If you didn’t think electronic dance music was your cup of tea, the artist known as Bonobo might change your mind. His latest album, “Fragments”, mixes the loops and grooves of electronica chillout with a palette of sounds – strings, harps, vibrations and vocals – from the realm of classical music, world music and jazz. It solicits both the head and the feet.
“I’m interested in both,” Simon Green, aka Bonobo, said over the phone this week. “Dance music at its core has functionality, it has to engage the feet to make it work in a club. At the same time, you want people to stop and listen to what you’re doing. And on the occasions when you can do both, that’s the magic ingredient.
He will have a live band in tow for his show at Royale this Sunday.
The latest album, he says, was born out of a fascination with two instruments: the harp and the modular synthesizer. “There’s a dynamic of louder, quieter parts, which seemed to fit the vibe of the last two years. I like to work in loops and collages, so sometimes we start from a pretty abstract idea. This time, I started with a harp session, which was a simple way to form ideas. The sound of a harp is really that of a plucked string, which always attracts me. When I hear a harp, I think of someone like Alice Coltrane or Dorothy Ashby, that kind of witty jazzman. And the modular synths added that chaotic element that I also find interesting. I like the idea of encouraging accidents.
“I don’t see any limits in all of this,” he said. “I’m as inspired by the Smashing Pumpkins as I am by Detroit techno. So I really use electronic means to create any type of music that inspires me at the time.
The music was also inspired by solitary journeys in the desert, the only ones he could do during the shutdown.
“The environment doesn’t really affect the music, but it does change your mind. If there’s a theme to this record, it’s cycles and time, and the temporary nature of everything. The title “Fragments” is related to this – there are moments of frustration and moments of quiet acceptance of the waves of emotions. »
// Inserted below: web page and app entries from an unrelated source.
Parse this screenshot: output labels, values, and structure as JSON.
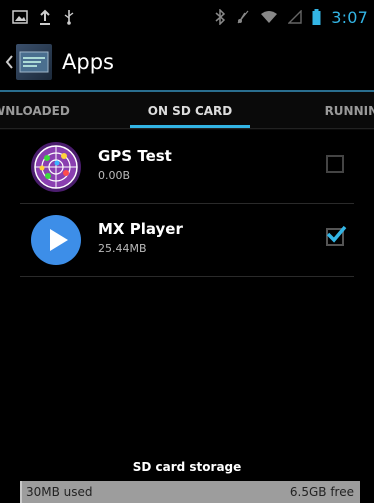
{
  "status_bar": {
    "time": "3:07",
    "left_icons": [
      "picture-icon",
      "upload-icon",
      "usb-icon"
    ],
    "right_icons": [
      "bluetooth-icon",
      "mute-icon",
      "wifi-icon",
      "signal-icon",
      "battery-icon"
    ],
    "accent_color": "#33b5e5"
  },
  "action_bar": {
    "title": "Apps"
  },
  "tabs": [
    {
      "label": "WNLOADED"
    },
    {
      "label": "ON SD CARD",
      "selected": true
    },
    {
      "label": "RUNNING"
    }
  ],
  "apps": [
    {
      "name": "GPS Test",
      "size": "0.00B",
      "checked": false,
      "icon": "gps-test-app-icon"
    },
    {
      "name": "MX Player",
      "size": "25.44MB",
      "checked": true,
      "icon": "mx-player-app-icon"
    }
  ],
  "storage": {
    "label": "SD card storage",
    "used": "30MB used",
    "free": "6.5GB free",
    "used_fraction": 0.005
  }
}
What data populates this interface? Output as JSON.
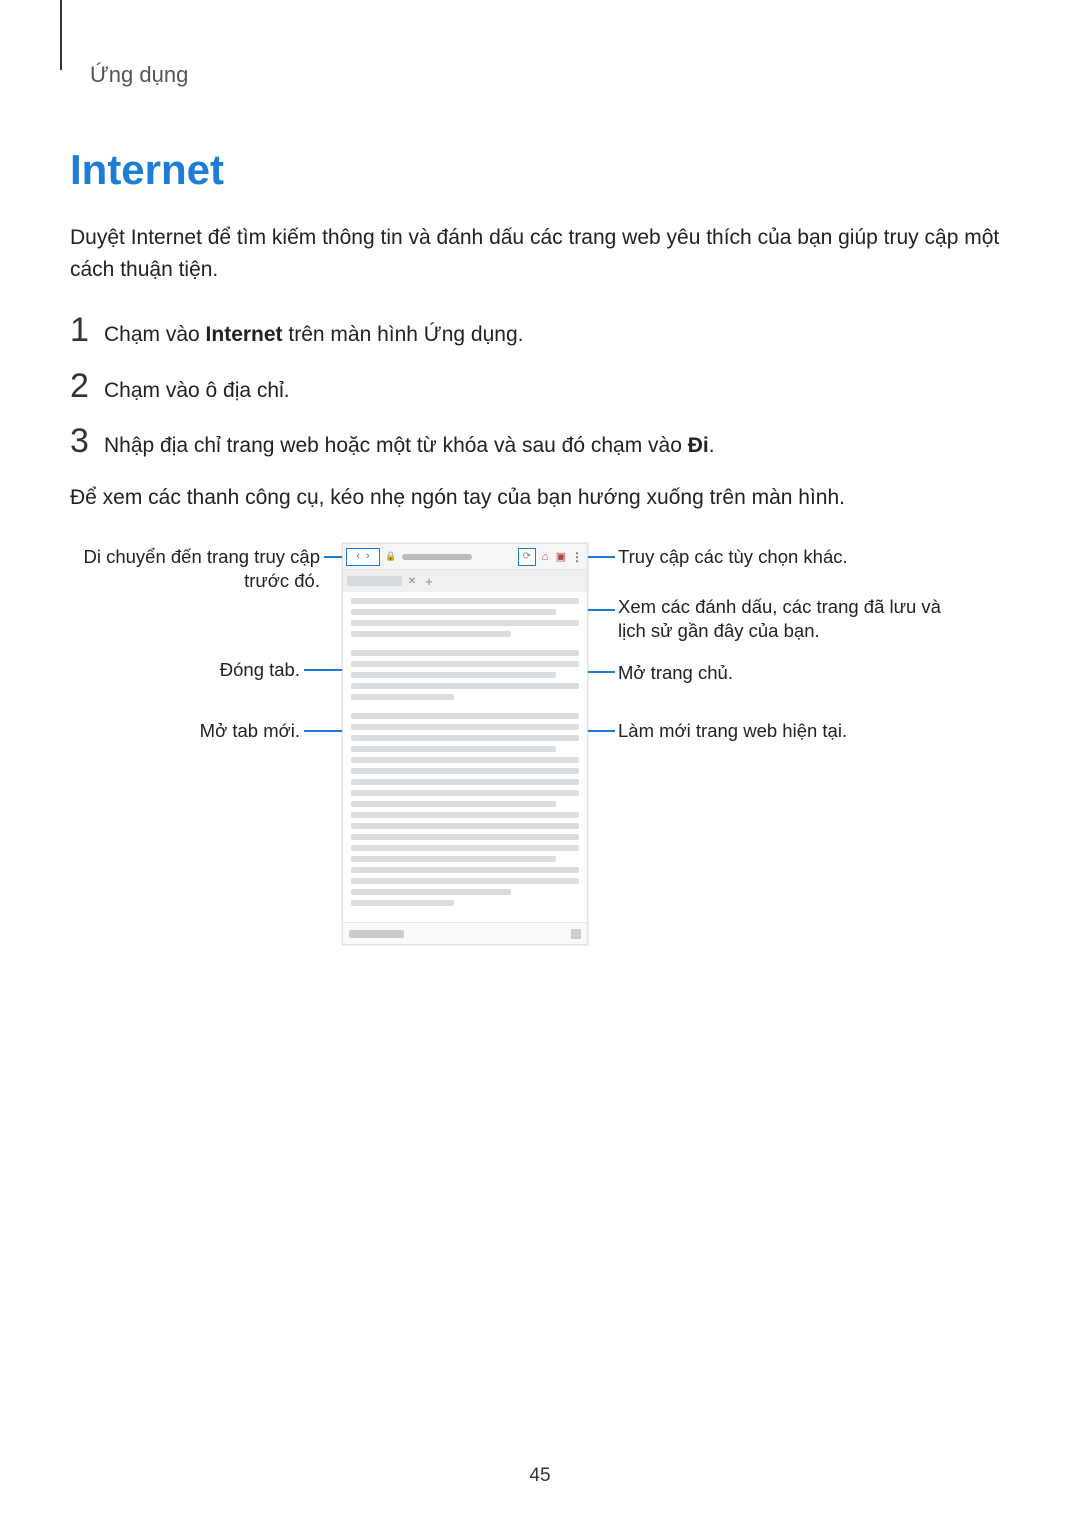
{
  "breadcrumb": "Ứng dụng",
  "title": "Internet",
  "intro": "Duyệt Internet để tìm kiếm thông tin và đánh dấu các trang web yêu thích của bạn giúp truy cập một cách thuận tiện.",
  "steps": {
    "s1_num": "1",
    "s1_a": "Chạm vào ",
    "s1_b": "Internet",
    "s1_c": " trên màn hình Ứng dụng.",
    "s2_num": "2",
    "s2": "Chạm vào ô địa chỉ.",
    "s3_num": "3",
    "s3_a": "Nhập địa chỉ trang web hoặc một từ khóa và sau đó chạm vào ",
    "s3_b": "Đi",
    "s3_c": "."
  },
  "post_steps": "Để xem các thanh công cụ, kéo nhẹ ngón tay của bạn hướng xuống trên màn hình.",
  "callouts": {
    "left1": "Di chuyển đến trang truy cập trước đó.",
    "left2": "Đóng tab.",
    "left3": "Mở tab mới.",
    "right1": "Truy cập các tùy chọn khác.",
    "right2": "Xem các đánh dấu, các trang đã lưu và lịch sử gần đây của bạn.",
    "right3": "Mở trang chủ.",
    "right4": "Làm mới trang web hiện tại."
  },
  "page_number": "45"
}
Besides doing club DJing, he has also done remixes for a number of artists.
“I find it less rewarding as a process lately,” he said. “It’s hard to come in and remix your favorite tracks. I’d rather try to remix a non-electronic track, something that has the potential to go in a different direction. It’s better when you can recontextualize elements of the original song and present them in a different way.
Bonobo has earned five Grammy nominations so far, including two for a recent collaborative effort, Totally Enormous Extinct Dinosaurs. He hasn’t won so far and is slowly getting over it.
“It’s cool to be nominated, but the Grammys isn’t an aspiration I’ve ever had. It doesn’t change what I do, I’m really into it.